====== Dataset records ======
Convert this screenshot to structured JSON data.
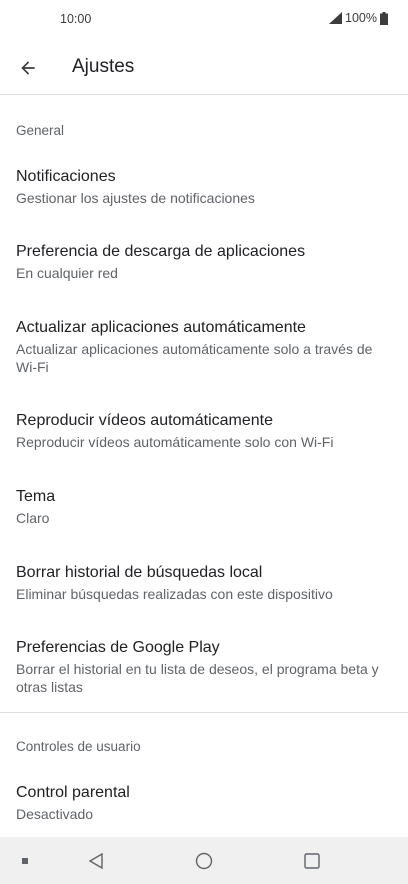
{
  "status_bar": {
    "time": "10:00",
    "battery": "100%"
  },
  "app_bar": {
    "title": "Ajustes"
  },
  "sections": {
    "general": "General",
    "user_controls": "Controles de usuario"
  },
  "items": {
    "notifications": {
      "title": "Notificaciones",
      "subtitle": "Gestionar los ajustes de notificaciones"
    },
    "download_pref": {
      "title": "Preferencia de descarga de aplicaciones",
      "subtitle": "En cualquier red"
    },
    "auto_update": {
      "title": "Actualizar aplicaciones automáticamente",
      "subtitle": "Actualizar aplicaciones automáticamente solo a través de Wi-Fi"
    },
    "autoplay": {
      "title": "Reproducir vídeos automáticamente",
      "subtitle": "Reproducir vídeos automáticamente solo con Wi-Fi"
    },
    "theme": {
      "title": "Tema",
      "subtitle": "Claro"
    },
    "clear_history": {
      "title": "Borrar historial de búsquedas local",
      "subtitle": "Eliminar búsquedas realizadas con este dispositivo"
    },
    "gplay_prefs": {
      "title": "Preferencias de Google Play",
      "subtitle": "Borrar el historial en tu lista de deseos, el programa beta y otras listas"
    },
    "parental": {
      "title": "Control parental",
      "subtitle": "Desactivado"
    }
  },
  "icons": {
    "back": "arrow-back-icon",
    "signal": "signal-icon",
    "battery": "battery-icon",
    "nav_menu": "square-dot-icon",
    "nav_back": "triangle-back-icon",
    "nav_home": "circle-home-icon",
    "nav_recents": "square-recents-icon"
  },
  "colors": {
    "text_primary": "#202124",
    "text_secondary": "#5f6368",
    "divider": "#e0e0e0",
    "nav_bar_bg": "#f0f0f0"
  }
}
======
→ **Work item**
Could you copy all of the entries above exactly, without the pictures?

→ **Task result**
Convert this screenshot to structured JSON data.
{
  "status_bar": {
    "time": "10:00",
    "battery": "100%"
  },
  "app_bar": {
    "title": "Ajustes"
  },
  "sections": {
    "general": "General",
    "user_controls": "Controles de usuario"
  },
  "items": {
    "notifications": {
      "title": "Notificaciones",
      "subtitle": "Gestionar los ajustes de notificaciones"
    },
    "download_pref": {
      "title": "Preferencia de descarga de aplicaciones",
      "subtitle": "En cualquier red"
    },
    "auto_update": {
      "title": "Actualizar aplicaciones automáticamente",
      "subtitle": "Actualizar aplicaciones automáticamente solo a través de Wi-Fi"
    },
    "autoplay": {
      "title": "Reproducir vídeos automáticamente",
      "subtitle": "Reproducir vídeos automáticamente solo con Wi-Fi"
    },
    "theme": {
      "title": "Tema",
      "subtitle": "Claro"
    },
    "clear_history": {
      "title": "Borrar historial de búsquedas local",
      "subtitle": "Eliminar búsquedas realizadas con este dispositivo"
    },
    "gplay_prefs": {
      "title": "Preferencias de Google Play",
      "subtitle": "Borrar el historial en tu lista de deseos, el programa beta y otras listas"
    },
    "parental": {
      "title": "Control parental",
      "subtitle": "Desactivado"
    }
  },
  "icons": {
    "back": "arrow-back-icon",
    "signal": "signal-icon",
    "battery": "battery-icon",
    "nav_menu": "square-dot-icon",
    "nav_back": "triangle-back-icon",
    "nav_home": "circle-home-icon",
    "nav_recents": "square-recents-icon"
  },
  "colors": {
    "text_primary": "#202124",
    "text_secondary": "#5f6368",
    "divider": "#e0e0e0",
    "nav_bar_bg": "#f0f0f0"
  }
}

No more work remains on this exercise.